RKCNDY

Location: 1812 Yale Ave.

RKCNDY, one of Seattle’s former premier spots for live rock ‘n’ roll, closed in 1999. In its place is a SpringHill Suites by Marriott. (Bill Reader/The Seattle Times)
RKCNDY, one of Seattle’s former premier spots for live rock ‘n’ roll, closed in 1999. In its place is a SpringHill Suites by Marriott. (Bill Reader/The Seattle Times)

Then: Pearl Jam played a handful of important 1991 shows at RKCNDY, which was just around the corner from the Off Ramp Cafe.
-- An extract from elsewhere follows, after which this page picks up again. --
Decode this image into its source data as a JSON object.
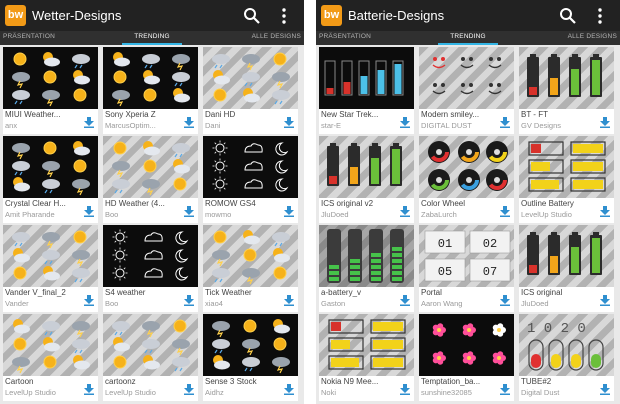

On May 25, the band played at a wrap party for the movie “Singles.” It was drummer Dave Krusen’s final show with Pearl Jam. On Aug. 3, the video for the song “Alive” was filmed here, during a live performance.

Now: RKCNDY, one of the city’s late, great rock ’n’ roll spots, closed in 1999, replaced by a hotel.


Mural Amphitheatre

Location: Seattle Center

Four days before the release of “Ten,” Pearl Jam played a show at the Mural Amphitheatre at Seattle Center. (Bill Reader/The Seattle Times)
Four days before the release of “Ten,” Pearl Jam played a show at the Mural Amphitheatre at Seattle Center. (Bill Reader/The Seattle Times)

Then: Pearl Jam’s last concert before “Ten” was released was played in front of 4,000 fans Aug. 23, 1991, on the Mural Amphitheatre stage. It was the band’s first show with new drummer Dave Abbruzzese.

Now: The amphitheatre with the colorful backdrop is still there, hosting performers during Bumbershoot, Folklife, the KEXP outdoor concert series and other events.


Phantom dance club

Location: 332 Fifth Ave. N.

After playing at the Mural Amphitheatre, Pearl Jam walked across Fifth Avenue to the Phantom dance club for the record release party for “Ten.” (Bill Reader/The Seattle Times)
After playing at the Mural Amphitheatre, Pearl Jam walked across Fifth Avenue to the Phantom dance club for the record release party for “Ten.” (Bill Reader/The Seattle Times)

Then: Pearl Jam held its record release party for “Ten” here on Aug. 23, 1991. Four days later, the album was released.

Now: It’s still standing, across the street from the Museum of Pop Culture, but it’s boarded up and in a state of disrepair. The club has gone by many names after Phantom, including (but not limited to) Tropix Cafe, Polly Esther’s, Element, Level 5, Diamond International Club and iMusic.